The vast proliferation of monitoring and sensing devices equipped with Internet connectivity, commonly known as the “Internet of Things” (IoT) generates unprecedented volumes of data, which requires Big Data Analytics Systems (BDAS) for processing and extracting actionable insights. The diversity of IoT data processing applications require the deployment of multiple processing frameworks under the coordination of a resource allocator. To enable prompt actuation, these applications must meet deadlines and their processing takes place where data is generated, in private clouds or edge computing clusters, which have limited resources. It is an open research question as to whether current BDAS systems are suitable for such applications and settings.
With this dissertation, we investigate this research question in multiple ways. First, we evaluate the performance and behavior of BDAS in resource-constrained multi-analytics clusters to understand how they interact. Second, using this understanding, we investigate new admission control and resource allocation mechanisms that are better suited to the resource constraints of the next generation in IoT analytics deployments. Finally, we develop new techniques that enable these resource allocators

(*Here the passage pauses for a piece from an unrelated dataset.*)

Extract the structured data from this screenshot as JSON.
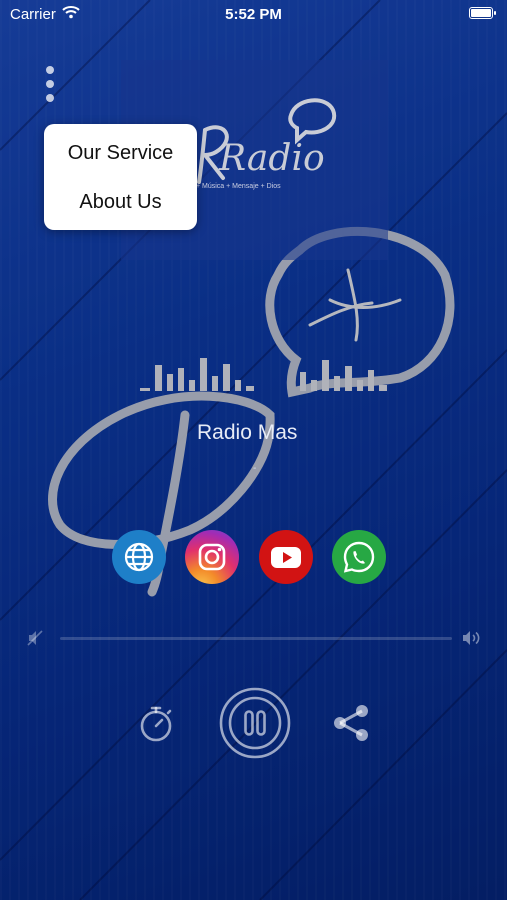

to adapt to changing cluster conditions to satisfy deadlines and preserve fairness in multi-analytics settings. In this talk, we overview our research contributions and evaluate their efficacy. We compare our resource allocators against existing allocators using trace based simulation and production, Big Data workloads. We show that our work improves upon the state of the art in terms of deadlines satisfied, productive work completed, fairness, and system utilization.